"Excuse me" I said. "I'm looking for a novel called Speak, by Laurie Halse Anderson".
Her eyes widened. Her face slowly started falling apart, with the same uncoordinated grace than the Hindenburg. Obviously, she had read the book.
"What?" I felt forced to say. "It's for...a reading challenge".
I might not have helped myself with this. Out of context, it sounds a little creepy.
"You know...you know it's...a novel for girls, right?"
For a second, I got so mad I could barely control myself. What's a novel for girls? How can a novel show the same properties than a skirt or lipstick? It's a novel. It's not romance, it's a novel about an important social issue.
"Well, like I said, I'm having this reading challenge and I want to read something a bit more meaningful than Harry Fucking Potter, can I?"
"Don't swear at me sir"
"I'm not swearing at you, I'm swearing at J.K Rowling".

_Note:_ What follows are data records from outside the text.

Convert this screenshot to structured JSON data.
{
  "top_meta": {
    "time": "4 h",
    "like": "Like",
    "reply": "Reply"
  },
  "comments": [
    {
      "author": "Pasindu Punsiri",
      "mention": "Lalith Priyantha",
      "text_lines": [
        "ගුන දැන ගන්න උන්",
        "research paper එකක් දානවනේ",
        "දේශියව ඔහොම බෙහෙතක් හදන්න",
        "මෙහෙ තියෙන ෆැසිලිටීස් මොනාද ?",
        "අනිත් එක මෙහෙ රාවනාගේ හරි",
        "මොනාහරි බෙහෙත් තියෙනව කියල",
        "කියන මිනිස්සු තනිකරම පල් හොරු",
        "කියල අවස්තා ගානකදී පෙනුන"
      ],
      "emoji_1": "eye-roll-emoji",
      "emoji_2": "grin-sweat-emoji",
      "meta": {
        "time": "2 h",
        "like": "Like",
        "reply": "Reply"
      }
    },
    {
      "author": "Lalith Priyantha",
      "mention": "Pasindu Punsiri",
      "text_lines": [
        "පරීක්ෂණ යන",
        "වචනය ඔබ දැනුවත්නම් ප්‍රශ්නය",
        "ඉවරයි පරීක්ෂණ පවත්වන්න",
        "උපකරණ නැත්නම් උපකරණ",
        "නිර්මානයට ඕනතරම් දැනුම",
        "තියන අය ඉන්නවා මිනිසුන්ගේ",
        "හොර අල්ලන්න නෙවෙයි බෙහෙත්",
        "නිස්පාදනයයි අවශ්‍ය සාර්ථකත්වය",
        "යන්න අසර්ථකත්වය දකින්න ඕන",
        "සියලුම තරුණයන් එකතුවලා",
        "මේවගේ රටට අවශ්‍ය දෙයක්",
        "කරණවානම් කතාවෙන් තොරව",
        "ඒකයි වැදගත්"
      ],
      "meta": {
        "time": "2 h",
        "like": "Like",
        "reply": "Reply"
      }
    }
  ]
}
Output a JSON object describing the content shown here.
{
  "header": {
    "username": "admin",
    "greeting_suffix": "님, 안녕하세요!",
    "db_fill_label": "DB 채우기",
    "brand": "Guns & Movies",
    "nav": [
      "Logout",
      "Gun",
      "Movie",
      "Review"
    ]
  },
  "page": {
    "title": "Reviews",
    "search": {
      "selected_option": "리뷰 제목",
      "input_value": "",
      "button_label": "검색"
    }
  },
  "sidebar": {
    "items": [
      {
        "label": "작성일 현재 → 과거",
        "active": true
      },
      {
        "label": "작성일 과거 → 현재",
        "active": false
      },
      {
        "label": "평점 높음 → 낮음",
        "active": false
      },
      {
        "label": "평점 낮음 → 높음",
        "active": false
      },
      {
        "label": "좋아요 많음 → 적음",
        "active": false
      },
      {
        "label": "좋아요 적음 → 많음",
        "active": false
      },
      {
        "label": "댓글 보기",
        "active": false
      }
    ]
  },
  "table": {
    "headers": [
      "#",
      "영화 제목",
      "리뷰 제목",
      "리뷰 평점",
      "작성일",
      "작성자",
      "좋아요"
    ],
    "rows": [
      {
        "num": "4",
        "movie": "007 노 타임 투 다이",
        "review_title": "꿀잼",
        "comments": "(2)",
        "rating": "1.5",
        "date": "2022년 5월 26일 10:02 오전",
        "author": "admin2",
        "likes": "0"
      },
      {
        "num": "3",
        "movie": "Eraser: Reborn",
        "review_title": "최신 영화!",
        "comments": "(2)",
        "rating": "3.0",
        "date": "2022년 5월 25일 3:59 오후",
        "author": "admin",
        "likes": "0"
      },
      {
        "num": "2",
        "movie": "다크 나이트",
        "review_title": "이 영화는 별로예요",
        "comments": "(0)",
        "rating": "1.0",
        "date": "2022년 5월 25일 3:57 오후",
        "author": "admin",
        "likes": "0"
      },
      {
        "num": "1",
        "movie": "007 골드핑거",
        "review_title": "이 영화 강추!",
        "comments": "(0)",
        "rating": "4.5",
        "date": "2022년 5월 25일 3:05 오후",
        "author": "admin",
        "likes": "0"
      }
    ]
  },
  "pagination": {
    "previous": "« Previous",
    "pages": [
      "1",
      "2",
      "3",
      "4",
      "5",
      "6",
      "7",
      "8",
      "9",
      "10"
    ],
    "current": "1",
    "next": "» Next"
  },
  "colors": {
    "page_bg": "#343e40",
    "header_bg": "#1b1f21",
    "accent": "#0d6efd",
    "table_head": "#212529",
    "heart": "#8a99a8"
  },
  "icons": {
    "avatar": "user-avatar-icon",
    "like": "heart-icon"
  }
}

Finally, she got me a copy. I was so pissed off and uneasy I almost walked off. That woman is not the first defensive YA reader I come across. Why would it be more awkward that a 28 years old voracious reader want to check out a very important novel? YA or not? Why would it be stranger than a woman, almost in her forties, reading it? I bought a Norman Mailer novel alongside so that the cashier wouldn't ask me questions (I also can't buy one book at the time, I always buy by pair). It's a hard start to the contest, but hopefully nobody give me crap when I'll buy the Kurt Vonnegut novel. I'll have arguments for this one.